**Data records:**
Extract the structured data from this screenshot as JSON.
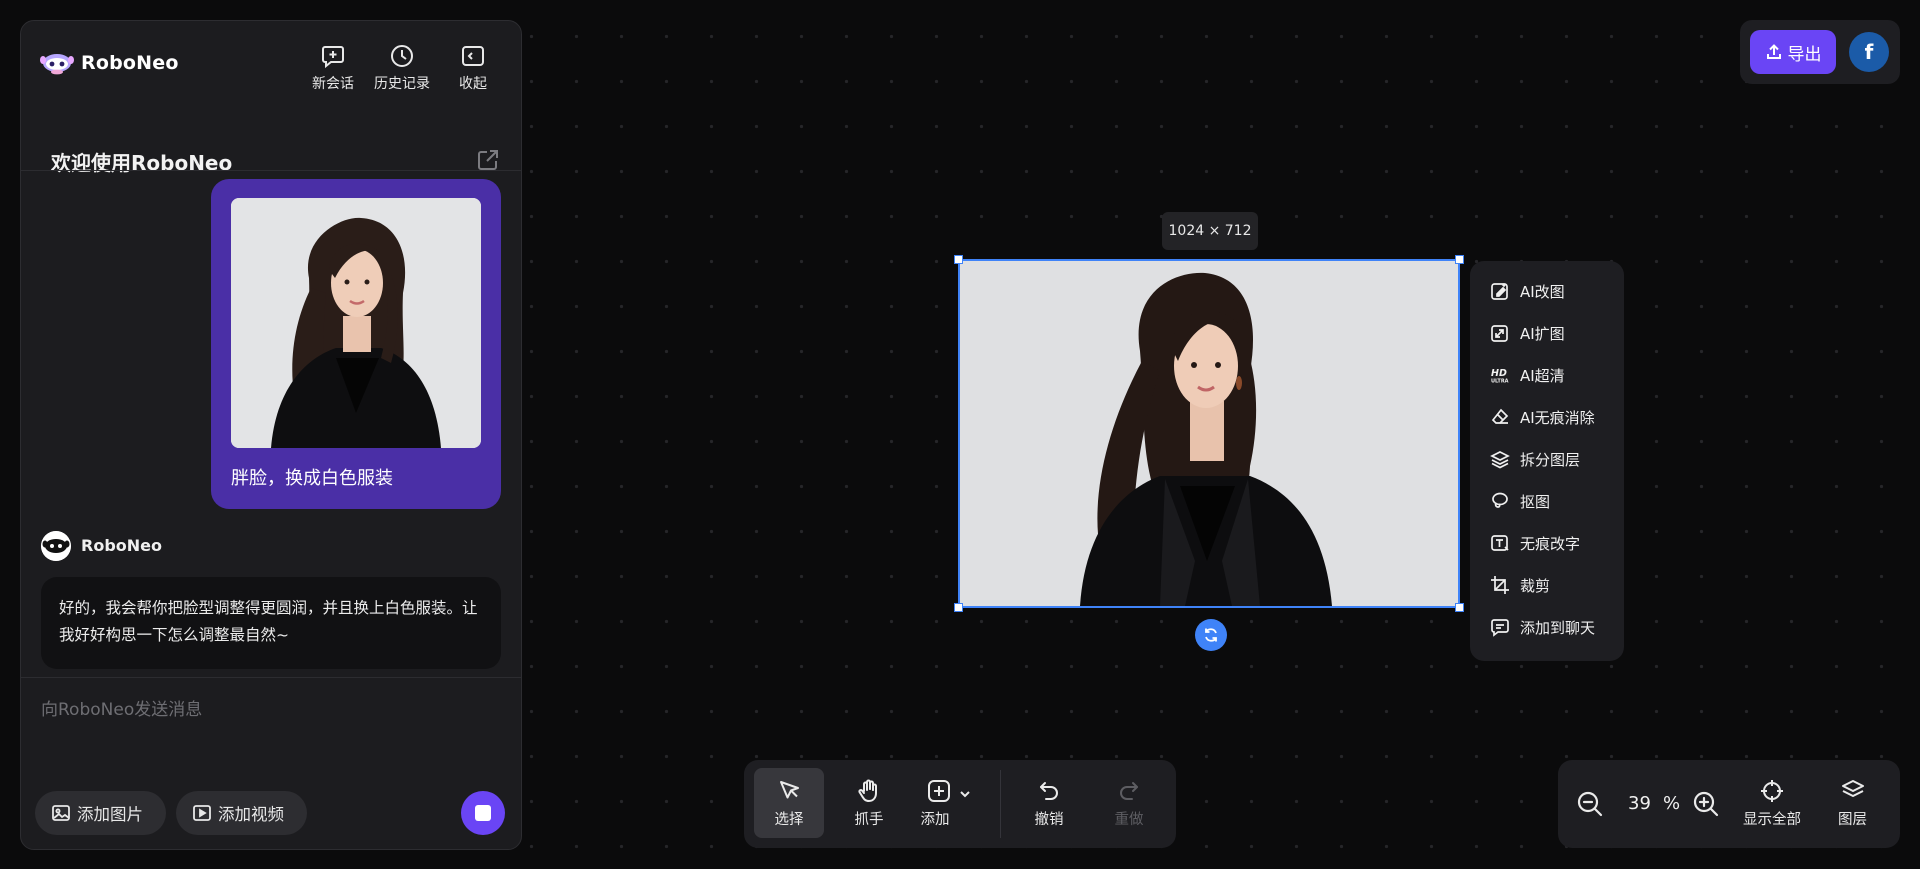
{
  "app": {
    "brand": "RoboNeo"
  },
  "header": {
    "new_chat": "新会话",
    "history": "历史记录",
    "collapse": "收起"
  },
  "chat": {
    "welcome_title": "欢迎使用RoboNeo",
    "user_message": "胖脸，换成白色服装",
    "bot_name": "RoboNeo",
    "bot_message": "好的，我会帮你把脸型调整得更圆润，并且换上白色服装。让我好好构思一下怎么调整最自然~",
    "input_placeholder": "向RoboNeo发送消息",
    "add_image": "添加图片",
    "add_video": "添加视频"
  },
  "topbar": {
    "export_label": "导出",
    "avatar_letter": "f"
  },
  "canvas": {
    "dimensions": "1024 × 712"
  },
  "context_menu": {
    "items": [
      "AI改图",
      "AI扩图",
      "AI超清",
      "AI无痕消除",
      "拆分图层",
      "抠图",
      "无痕改字",
      "裁剪",
      "添加到聊天"
    ]
  },
  "toolbar": {
    "select": "选择",
    "hand": "抓手",
    "add": "添加",
    "undo": "撤销",
    "redo": "重做"
  },
  "zoom": {
    "value": "39",
    "unit": "%",
    "fit_all": "显示全部",
    "layers": "图层"
  },
  "colors": {
    "accent": "#6a45f5",
    "selection": "#3f83f8",
    "user_bubble": "#4a2fa6"
  }
}
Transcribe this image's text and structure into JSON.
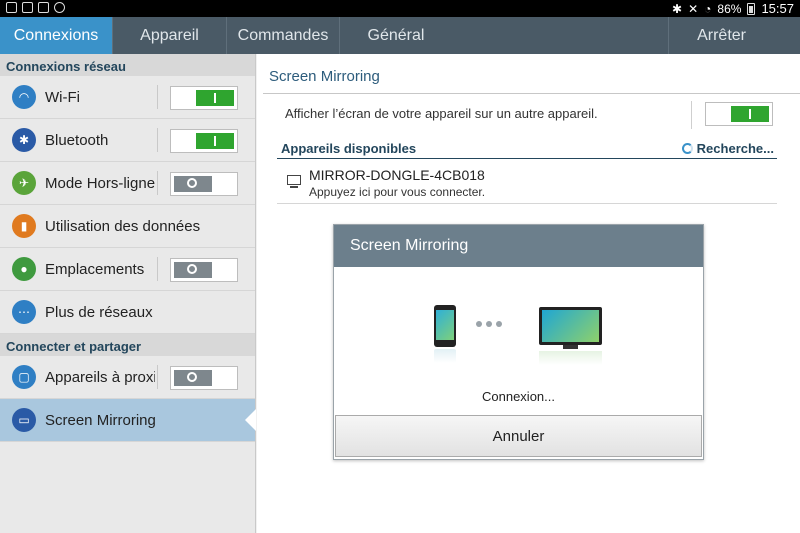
{
  "status_bar": {
    "battery": "86%",
    "time": "15:57"
  },
  "tabs": [
    {
      "label": "Connexions"
    },
    {
      "label": "Appareil"
    },
    {
      "label": "Commandes"
    },
    {
      "label": "Général"
    }
  ],
  "stop_label": "Arrêter",
  "sidebar": {
    "section1": "Connexions réseau",
    "section2": "Connecter et partager",
    "items": [
      {
        "label": "Wi-Fi",
        "icon": "wifi-icon",
        "toggle": "on"
      },
      {
        "label": "Bluetooth",
        "icon": "bluetooth-icon",
        "toggle": "on"
      },
      {
        "label": "Mode Hors-ligne",
        "icon": "airplane-icon",
        "toggle": "off"
      },
      {
        "label": "Utilisation des données",
        "icon": "data-usage-icon"
      },
      {
        "label": "Emplacements",
        "icon": "location-icon",
        "toggle": "off"
      },
      {
        "label": "Plus de réseaux",
        "icon": "more-networks-icon"
      },
      {
        "label": "Appareils à proxi",
        "icon": "nearby-devices-icon",
        "toggle": "off"
      },
      {
        "label": "Screen Mirroring",
        "icon": "screen-mirroring-icon",
        "selected": true
      }
    ]
  },
  "main": {
    "title": "Screen Mirroring",
    "share_text": "Afficher l’écran de votre appareil sur un autre appareil.",
    "share_toggle": "on",
    "available_header": "Appareils disponibles",
    "search_status": "Recherche...",
    "device": {
      "name": "MIRROR-DONGLE-4CB018",
      "hint": "Appuyez ici pour vous connecter."
    }
  },
  "dialog": {
    "title": "Screen Mirroring",
    "status": "Connexion...",
    "cancel_label": "Annuler"
  },
  "colors": {
    "tab_active": "#3a92c9",
    "tab_bar": "#4a5a66",
    "toggle_on": "#2fa52f",
    "sidebar_selected": "#a9c7de",
    "dialog_header": "#6c7f8c"
  }
}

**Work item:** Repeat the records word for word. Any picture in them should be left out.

**Task answer:**
Extract the structured data from this screenshot as JSON.
{
  "app": {
    "brand": "RoboNeo"
  },
  "header": {
    "new_chat": "新会话",
    "history": "历史记录",
    "collapse": "收起"
  },
  "chat": {
    "welcome_title": "欢迎使用RoboNeo",
    "user_message": "胖脸，换成白色服装",
    "bot_name": "RoboNeo",
    "bot_message": "好的，我会帮你把脸型调整得更圆润，并且换上白色服装。让我好好构思一下怎么调整最自然~",
    "input_placeholder": "向RoboNeo发送消息",
    "add_image": "添加图片",
    "add_video": "添加视频"
  },
  "topbar": {
    "export_label": "导出",
    "avatar_letter": "f"
  },
  "canvas": {
    "dimensions": "1024 × 712"
  },
  "context_menu": {
    "items": [
      "AI改图",
      "AI扩图",
      "AI超清",
      "AI无痕消除",
      "拆分图层",
      "抠图",
      "无痕改字",
      "裁剪",
      "添加到聊天"
    ]
  },
  "toolbar": {
    "select": "选择",
    "hand": "抓手",
    "add": "添加",
    "undo": "撤销",
    "redo": "重做"
  },
  "zoom": {
    "value": "39",
    "unit": "%",
    "fit_all": "显示全部",
    "layers": "图层"
  },
  "colors": {
    "accent": "#6a45f5",
    "selection": "#3f83f8",
    "user_bubble": "#4a2fa6"
  }
}
Transcribe this image's text and structure into JSON.
{
  "status_bar": {
    "battery": "86%",
    "time": "15:57"
  },
  "tabs": [
    {
      "label": "Connexions"
    },
    {
      "label": "Appareil"
    },
    {
      "label": "Commandes"
    },
    {
      "label": "Général"
    }
  ],
  "stop_label": "Arrêter",
  "sidebar": {
    "section1": "Connexions réseau",
    "section2": "Connecter et partager",
    "items": [
      {
        "label": "Wi-Fi",
        "icon": "wifi-icon",
        "toggle": "on"
      },
      {
        "label": "Bluetooth",
        "icon": "bluetooth-icon",
        "toggle": "on"
      },
      {
        "label": "Mode Hors-ligne",
        "icon": "airplane-icon",
        "toggle": "off"
      },
      {
        "label": "Utilisation des données",
        "icon": "data-usage-icon"
      },
      {
        "label": "Emplacements",
        "icon": "location-icon",
        "toggle": "off"
      },
      {
        "label": "Plus de réseaux",
        "icon": "more-networks-icon"
      },
      {
        "label": "Appareils à proxi",
        "icon": "nearby-devices-icon",
        "toggle": "off"
      },
      {
        "label": "Screen Mirroring",
        "icon": "screen-mirroring-icon",
        "selected": true
      }
    ]
  },
  "main": {
    "title": "Screen Mirroring",
    "share_text": "Afficher l’écran de votre appareil sur un autre appareil.",
    "share_toggle": "on",
    "available_header": "Appareils disponibles",
    "search_status": "Recherche...",
    "device": {
      "name": "MIRROR-DONGLE-4CB018",
      "hint": "Appuyez ici pour vous connecter."
    }
  },
  "dialog": {
    "title": "Screen Mirroring",
    "status": "Connexion...",
    "cancel_label": "Annuler"
  },
  "colors": {
    "tab_active": "#3a92c9",
    "tab_bar": "#4a5a66",
    "toggle_on": "#2fa52f",
    "sidebar_selected": "#a9c7de",
    "dialog_header": "#6c7f8c"
  }
}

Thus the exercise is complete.